(The other one is the rock garden at Lyme Regis, in Dorset, but I keep forgetting my camera on trips to the beach so you’ll have to wait for that one).
I expect my timing is all out, but I wanted to take a snap of this one as a contribution to Out on the Streets (OOTS), the regular slot on public planting hosted by Veg Plotting, and since I’ve just come back from my hols on the Isle of Wight and wanted to go on about it a bit, it couldn’t wait.
Anyway: the Isle of Wight, of course, enjoys a mild microclimate which makes it very nearly subtropical in terms of plant life. Echiums, aeoniums and even cacti thrive outdoors here; public planting displays are as likely to include agaves and aloes as ageratum and antirrhinums.
However, the IoW County Council has also been taking a hatchet to its budget: £32 million saved over four years, out of a total budget which was only about £200m in the first place. Around £15 million in cuts have already been identified; libraries, regional theatres, tourist information centres, sports facilities and public toilets are toppling like ninepins.
Parks departments are soft targets in such slash-and-burn strategies: £450,000 is coming out of the parks budget on the Island between now and 2013. Quite apart from Ventnor Botanic Garden, which has had its entire funding removed (of which more later) the holes are beginning to show in the Island’s previously perfectly-manicured parks, once the pride of an area which depends heavily on tourism to keep itself solvent.
Unfortunately the budget cuts also coincided with the one of the worst winters in living memory. Even the Island, usually pretty much frost-free, had the deepest snowfall for decades. Not ideal for subtropical planting, and as you can see from the picture much of it was lost.
There’s no money to replace it with either more exotics, or even run-of-the-mill bedding: so we’re left looking at bare soil, right into July and peak tourist season.
I’ve been going to the Island every year for over a decade, and I’ve always looked forward to visiting this bit of Ventnor. I remember the area simply dazzling with colour: vivid orange marigolds and scarlet salvias jostling up against alyssum and magenta aubretia tumbling over the rocks. It wasn’t tasteful, but my goodness, it was jolly, and never failed to put a smile on my face.

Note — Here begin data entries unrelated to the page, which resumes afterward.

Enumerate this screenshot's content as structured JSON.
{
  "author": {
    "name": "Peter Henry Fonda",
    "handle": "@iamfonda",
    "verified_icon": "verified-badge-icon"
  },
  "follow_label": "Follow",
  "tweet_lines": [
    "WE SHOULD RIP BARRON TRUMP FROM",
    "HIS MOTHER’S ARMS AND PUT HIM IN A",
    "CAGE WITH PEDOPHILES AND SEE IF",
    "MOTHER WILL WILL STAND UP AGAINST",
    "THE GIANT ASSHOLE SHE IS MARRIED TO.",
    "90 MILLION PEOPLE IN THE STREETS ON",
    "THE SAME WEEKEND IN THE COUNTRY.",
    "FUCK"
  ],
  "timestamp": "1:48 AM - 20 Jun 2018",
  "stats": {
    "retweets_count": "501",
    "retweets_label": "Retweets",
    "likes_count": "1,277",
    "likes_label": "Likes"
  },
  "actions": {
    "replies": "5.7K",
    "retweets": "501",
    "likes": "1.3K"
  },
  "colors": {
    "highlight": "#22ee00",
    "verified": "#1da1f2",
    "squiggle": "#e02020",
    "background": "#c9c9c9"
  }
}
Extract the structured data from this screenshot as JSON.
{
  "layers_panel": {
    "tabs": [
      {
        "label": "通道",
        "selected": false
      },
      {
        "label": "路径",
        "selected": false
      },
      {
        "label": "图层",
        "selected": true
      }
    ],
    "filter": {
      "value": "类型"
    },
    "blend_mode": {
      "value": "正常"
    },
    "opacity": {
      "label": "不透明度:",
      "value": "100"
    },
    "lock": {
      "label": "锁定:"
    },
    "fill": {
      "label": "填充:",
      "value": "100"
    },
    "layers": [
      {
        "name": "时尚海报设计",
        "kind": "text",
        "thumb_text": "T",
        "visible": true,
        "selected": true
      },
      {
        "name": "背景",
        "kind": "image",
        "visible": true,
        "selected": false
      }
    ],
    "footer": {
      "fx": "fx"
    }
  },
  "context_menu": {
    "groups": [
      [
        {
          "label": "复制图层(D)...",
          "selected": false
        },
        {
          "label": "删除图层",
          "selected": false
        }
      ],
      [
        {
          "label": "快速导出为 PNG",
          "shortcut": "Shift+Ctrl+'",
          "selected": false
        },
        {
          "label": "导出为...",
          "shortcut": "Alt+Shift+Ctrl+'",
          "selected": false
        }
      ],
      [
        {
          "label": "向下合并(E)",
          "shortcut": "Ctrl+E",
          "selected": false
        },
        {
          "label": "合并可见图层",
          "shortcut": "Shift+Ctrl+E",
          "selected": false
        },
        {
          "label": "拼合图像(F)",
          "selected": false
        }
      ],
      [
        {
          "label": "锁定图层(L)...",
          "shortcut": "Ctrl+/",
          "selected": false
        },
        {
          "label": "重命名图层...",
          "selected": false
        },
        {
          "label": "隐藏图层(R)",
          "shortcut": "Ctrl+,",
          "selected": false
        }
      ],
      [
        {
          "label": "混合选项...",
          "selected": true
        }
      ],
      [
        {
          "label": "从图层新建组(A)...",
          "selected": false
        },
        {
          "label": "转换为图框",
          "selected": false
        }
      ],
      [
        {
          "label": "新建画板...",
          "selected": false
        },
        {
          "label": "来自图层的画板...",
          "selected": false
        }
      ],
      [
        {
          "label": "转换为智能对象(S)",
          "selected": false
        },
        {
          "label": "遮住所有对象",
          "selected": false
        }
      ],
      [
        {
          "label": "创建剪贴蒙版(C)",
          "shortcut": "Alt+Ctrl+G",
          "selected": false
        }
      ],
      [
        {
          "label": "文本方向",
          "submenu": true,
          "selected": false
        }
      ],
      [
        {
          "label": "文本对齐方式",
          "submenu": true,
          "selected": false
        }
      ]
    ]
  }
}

It’s so sad to see it like this: still trying, just, but such a pale imitation of what it once was. So is this what we’ve got to look forward to, then? Scraggy bare bits interspersed with brave little patches of yellow daisies or pink geraniums?
Quite apart from cringing to think what the tourists will make of it – so much for Britain plc, then – this is not a country I want to live in. It’s depressing, poor, uninspiring, defeated. You can blame whoever you like for the current crisis: but this can’t, possibly, be the right way to take us forward.
Parks departments may be viewed as the poor relation as far as many local councils are concerned, but you underestimate the work they do at your peril. They’re responsible for the public face we turn to the world: reduce them to a starved, beaten down skeleton, and you do it to all of us, too.